## [YOUR INSTRUCTIONS]
Copy out, from the data below, each line in which the word "icon" occurs.

Website and app data records:
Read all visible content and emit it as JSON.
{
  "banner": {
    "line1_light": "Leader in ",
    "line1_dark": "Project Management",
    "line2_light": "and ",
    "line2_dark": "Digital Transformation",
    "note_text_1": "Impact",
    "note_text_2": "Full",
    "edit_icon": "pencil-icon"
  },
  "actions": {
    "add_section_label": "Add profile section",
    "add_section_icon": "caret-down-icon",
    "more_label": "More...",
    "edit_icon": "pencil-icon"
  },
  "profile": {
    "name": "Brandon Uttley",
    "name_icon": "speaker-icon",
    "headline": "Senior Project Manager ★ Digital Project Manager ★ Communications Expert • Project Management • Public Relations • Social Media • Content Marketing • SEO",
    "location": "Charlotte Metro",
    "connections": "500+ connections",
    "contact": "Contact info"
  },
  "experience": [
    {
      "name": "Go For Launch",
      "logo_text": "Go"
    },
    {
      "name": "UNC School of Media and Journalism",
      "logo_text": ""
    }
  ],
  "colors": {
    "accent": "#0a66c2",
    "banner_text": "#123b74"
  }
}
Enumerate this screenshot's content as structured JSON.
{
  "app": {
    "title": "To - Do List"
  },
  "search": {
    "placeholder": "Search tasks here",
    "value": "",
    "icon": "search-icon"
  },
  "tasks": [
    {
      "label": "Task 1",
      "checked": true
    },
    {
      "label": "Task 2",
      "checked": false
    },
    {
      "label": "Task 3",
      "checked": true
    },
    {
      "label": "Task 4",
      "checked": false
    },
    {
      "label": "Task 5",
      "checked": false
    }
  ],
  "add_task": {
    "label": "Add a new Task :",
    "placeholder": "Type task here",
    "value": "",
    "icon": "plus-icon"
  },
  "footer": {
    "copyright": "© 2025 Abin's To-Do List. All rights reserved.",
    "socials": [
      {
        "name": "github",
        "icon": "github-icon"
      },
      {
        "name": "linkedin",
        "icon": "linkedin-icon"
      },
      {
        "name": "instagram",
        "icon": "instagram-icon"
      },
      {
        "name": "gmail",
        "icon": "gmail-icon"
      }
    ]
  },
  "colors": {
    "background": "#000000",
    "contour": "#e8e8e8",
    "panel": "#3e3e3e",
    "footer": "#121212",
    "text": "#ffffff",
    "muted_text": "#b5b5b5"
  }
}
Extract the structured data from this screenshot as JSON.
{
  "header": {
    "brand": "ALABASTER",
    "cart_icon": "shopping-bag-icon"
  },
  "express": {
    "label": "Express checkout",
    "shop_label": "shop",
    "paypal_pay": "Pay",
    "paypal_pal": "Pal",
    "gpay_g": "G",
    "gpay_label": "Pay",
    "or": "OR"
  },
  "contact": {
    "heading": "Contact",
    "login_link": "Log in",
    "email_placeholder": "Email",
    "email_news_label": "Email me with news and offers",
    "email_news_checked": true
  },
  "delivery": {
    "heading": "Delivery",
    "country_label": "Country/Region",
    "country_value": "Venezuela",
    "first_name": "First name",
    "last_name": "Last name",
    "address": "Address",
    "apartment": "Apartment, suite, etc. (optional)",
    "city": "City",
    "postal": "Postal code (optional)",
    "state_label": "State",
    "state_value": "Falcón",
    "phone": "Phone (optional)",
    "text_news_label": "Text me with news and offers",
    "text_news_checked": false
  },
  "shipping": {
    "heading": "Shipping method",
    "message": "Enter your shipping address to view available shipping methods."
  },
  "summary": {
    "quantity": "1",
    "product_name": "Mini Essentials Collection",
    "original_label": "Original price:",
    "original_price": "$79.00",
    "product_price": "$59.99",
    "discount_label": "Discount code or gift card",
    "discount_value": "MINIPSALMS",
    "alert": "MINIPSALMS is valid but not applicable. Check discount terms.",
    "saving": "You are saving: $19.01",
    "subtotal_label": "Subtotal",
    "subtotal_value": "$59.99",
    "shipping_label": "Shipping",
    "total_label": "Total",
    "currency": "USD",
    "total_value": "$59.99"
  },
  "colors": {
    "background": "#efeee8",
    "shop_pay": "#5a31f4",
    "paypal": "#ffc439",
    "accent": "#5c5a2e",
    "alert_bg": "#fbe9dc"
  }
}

## [SOLUTION TO THE EXERCISE]
    "edit_icon": "pencil-icon"
    "add_section_icon": "caret-down-icon",
    "edit_icon": "pencil-icon"
    "name_icon": "speaker-icon",
    "icon": "search-icon"
    "icon": "plus-icon"
        "icon": "github-icon"
        "icon": "linkedin-icon"
        "icon": "instagram-icon"
        "icon": "gmail-icon"
    "cart_icon": "shopping-bag-icon"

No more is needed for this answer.